Changes

Influences

question 3 what changes if any occurred in the participants instructional practices
Question 3: What changes, if any, occurred in the participants’ instructional practices?

Participants:

  • demonstrated their growing understanding of bilingual methodology and instructional strategies.
  • became more purposeful in their inclusion of ASL and English at the level most beneficial for their students.
  • applied bilingual methodologies to separate the two languages in their classroom.
observed bilingual practices
Observed Bilingual Practices
  • Language separation
    • English-only zone
  • Translation
    • Free
    • Literal
  • Fingerspelling
    • Sandwiching
    • Chaining
  • ASL interpretation strategies
implications
Implications

Teachers

  • willingness to examine their beliefs and experiment with new practices
  • value ASL and English as the languages of bilingual Deaf children
  • Recognize their critical roles in a bilingual Deaf classroom.
  • Active participants in the process of change
implications25
Implications

Staff Developers

  • design of professional development programs
  • voluntary participation

Administrators
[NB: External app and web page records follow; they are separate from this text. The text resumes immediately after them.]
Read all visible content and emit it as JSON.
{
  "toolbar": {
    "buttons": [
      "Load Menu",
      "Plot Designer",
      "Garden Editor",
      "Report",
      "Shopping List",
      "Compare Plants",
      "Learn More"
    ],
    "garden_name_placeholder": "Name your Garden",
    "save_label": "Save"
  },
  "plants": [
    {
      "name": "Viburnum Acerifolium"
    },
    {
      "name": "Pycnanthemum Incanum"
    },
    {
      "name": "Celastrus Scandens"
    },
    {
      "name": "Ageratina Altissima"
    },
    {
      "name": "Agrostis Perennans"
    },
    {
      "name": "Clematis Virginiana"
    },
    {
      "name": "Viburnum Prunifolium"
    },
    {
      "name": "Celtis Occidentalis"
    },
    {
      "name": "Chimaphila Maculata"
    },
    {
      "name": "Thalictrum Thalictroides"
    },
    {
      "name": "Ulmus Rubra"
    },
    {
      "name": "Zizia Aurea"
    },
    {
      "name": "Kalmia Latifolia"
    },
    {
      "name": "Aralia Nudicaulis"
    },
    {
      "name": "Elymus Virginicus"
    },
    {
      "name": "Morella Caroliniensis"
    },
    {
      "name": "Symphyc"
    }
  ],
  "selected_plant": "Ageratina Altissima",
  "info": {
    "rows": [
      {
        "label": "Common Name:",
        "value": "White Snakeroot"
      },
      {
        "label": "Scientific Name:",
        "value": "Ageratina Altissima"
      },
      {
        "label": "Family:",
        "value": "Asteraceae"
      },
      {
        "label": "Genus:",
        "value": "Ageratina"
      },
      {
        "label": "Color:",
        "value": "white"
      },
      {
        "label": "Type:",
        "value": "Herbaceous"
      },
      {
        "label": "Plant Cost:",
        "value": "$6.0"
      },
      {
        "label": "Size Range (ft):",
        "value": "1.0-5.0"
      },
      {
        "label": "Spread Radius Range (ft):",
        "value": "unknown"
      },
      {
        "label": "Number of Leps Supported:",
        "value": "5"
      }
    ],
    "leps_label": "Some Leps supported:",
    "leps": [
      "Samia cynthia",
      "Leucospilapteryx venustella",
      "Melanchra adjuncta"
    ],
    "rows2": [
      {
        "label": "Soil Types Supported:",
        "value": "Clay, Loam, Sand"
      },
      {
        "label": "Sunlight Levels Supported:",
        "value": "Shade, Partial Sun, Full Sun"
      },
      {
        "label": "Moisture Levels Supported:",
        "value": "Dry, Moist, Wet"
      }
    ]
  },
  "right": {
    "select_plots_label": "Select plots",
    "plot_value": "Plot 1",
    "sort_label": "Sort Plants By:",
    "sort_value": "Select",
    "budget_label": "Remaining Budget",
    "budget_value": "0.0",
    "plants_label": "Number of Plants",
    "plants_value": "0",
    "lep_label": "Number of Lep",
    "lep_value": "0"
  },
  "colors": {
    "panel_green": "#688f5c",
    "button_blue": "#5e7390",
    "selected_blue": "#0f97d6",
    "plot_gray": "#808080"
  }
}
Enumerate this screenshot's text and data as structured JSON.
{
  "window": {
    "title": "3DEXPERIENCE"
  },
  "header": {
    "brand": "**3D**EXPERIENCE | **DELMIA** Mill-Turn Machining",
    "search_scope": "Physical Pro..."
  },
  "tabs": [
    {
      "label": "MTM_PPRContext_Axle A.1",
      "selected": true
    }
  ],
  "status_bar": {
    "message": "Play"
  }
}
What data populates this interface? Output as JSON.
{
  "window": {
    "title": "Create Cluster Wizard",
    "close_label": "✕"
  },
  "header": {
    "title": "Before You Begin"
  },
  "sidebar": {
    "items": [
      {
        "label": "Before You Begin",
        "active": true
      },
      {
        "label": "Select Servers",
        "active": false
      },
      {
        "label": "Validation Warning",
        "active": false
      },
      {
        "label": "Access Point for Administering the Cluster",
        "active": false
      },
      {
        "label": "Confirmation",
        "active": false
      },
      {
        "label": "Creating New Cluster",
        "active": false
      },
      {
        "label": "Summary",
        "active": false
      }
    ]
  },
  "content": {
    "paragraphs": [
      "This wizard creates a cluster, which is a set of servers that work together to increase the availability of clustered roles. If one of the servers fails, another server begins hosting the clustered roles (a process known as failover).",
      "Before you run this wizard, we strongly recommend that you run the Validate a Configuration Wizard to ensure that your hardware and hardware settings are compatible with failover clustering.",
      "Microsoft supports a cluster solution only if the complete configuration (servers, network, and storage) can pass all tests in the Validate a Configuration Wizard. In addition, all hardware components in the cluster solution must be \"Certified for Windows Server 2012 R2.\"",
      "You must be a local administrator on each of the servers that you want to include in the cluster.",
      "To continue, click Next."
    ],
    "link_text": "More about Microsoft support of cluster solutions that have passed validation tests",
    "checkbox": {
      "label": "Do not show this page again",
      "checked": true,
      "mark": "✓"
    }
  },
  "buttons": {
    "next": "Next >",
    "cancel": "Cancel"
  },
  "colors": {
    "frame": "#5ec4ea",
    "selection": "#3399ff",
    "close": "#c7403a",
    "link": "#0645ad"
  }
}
  • Examination of own beliefs about and understanding of bilingual education
  • systematic training leading to school change
  • recognition of school culture
  • commitment to and support for training
questions
Questions
  • Thank you for your attention
  • Maribel.Garate@Gallaudet.edu